Today the entrance is not by the original opening, but by a passage dug in 1790 and it is still possible to appreciate the sculptures which are almost as good today as when they were completed, possibly 800 years ago.
It is thought that the sculptures were originally coloured, but little trace of this is visible now. For the most part they represent scenes of religious significance, amongst them the Crucifixion and various saints. St Lawrence is depicted holding the grid iron on which he was martyred. A crowned figure holding a wheel is thought to be St Catherine and large figure with a staff and a child on his shoulder represents St Christopher. A figure with a drawn sword is thought to be St Michael or possibly St George. Another possibly religious symbol is the depiction of a naked woman known as a Sheela Na Gig. This figure is normally found on 11th-13th century churches so its inclusion with religious symbolism is not out of place.
The fact that these sculptures are of uncertain antiquity adds to their interest and offers visitors a chance to speculate on their origins. There are number holes, sometimes directly beneath the sculptures, which were thought to hold candles or lamps which would have illuminated the carvings.
Some theories suggest the cave may originally have been a Neolithic flint mine.

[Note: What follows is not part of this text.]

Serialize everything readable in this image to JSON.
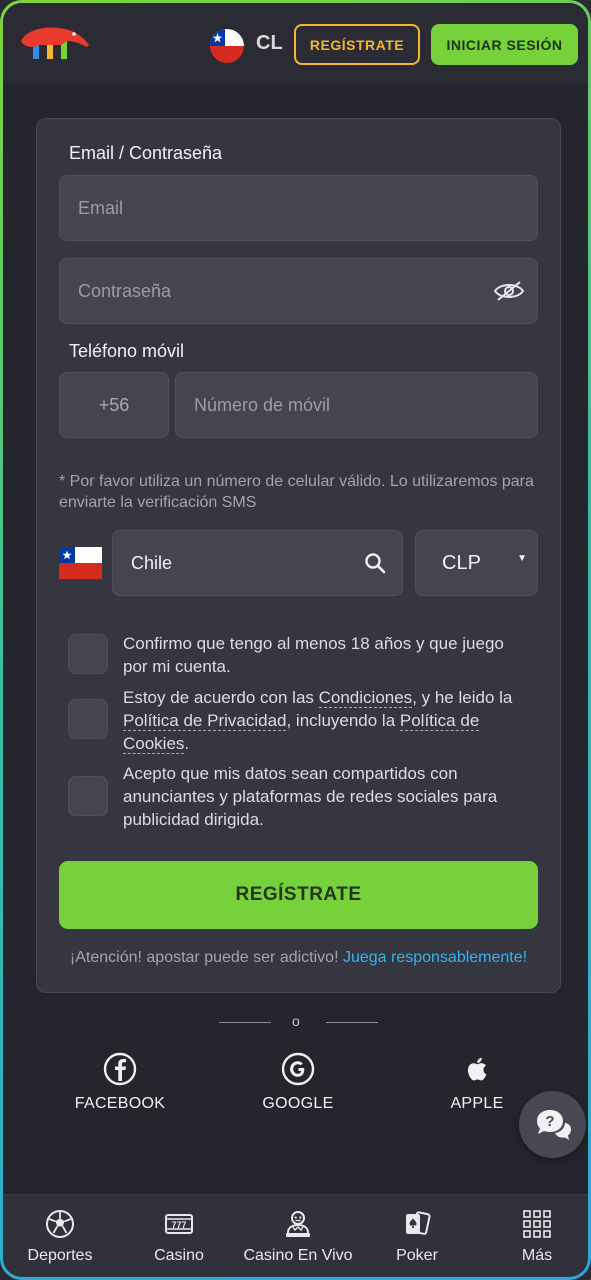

Drawings from Joseph Beldam’s book “The Origins and Use of the Royston Cave”, 1884.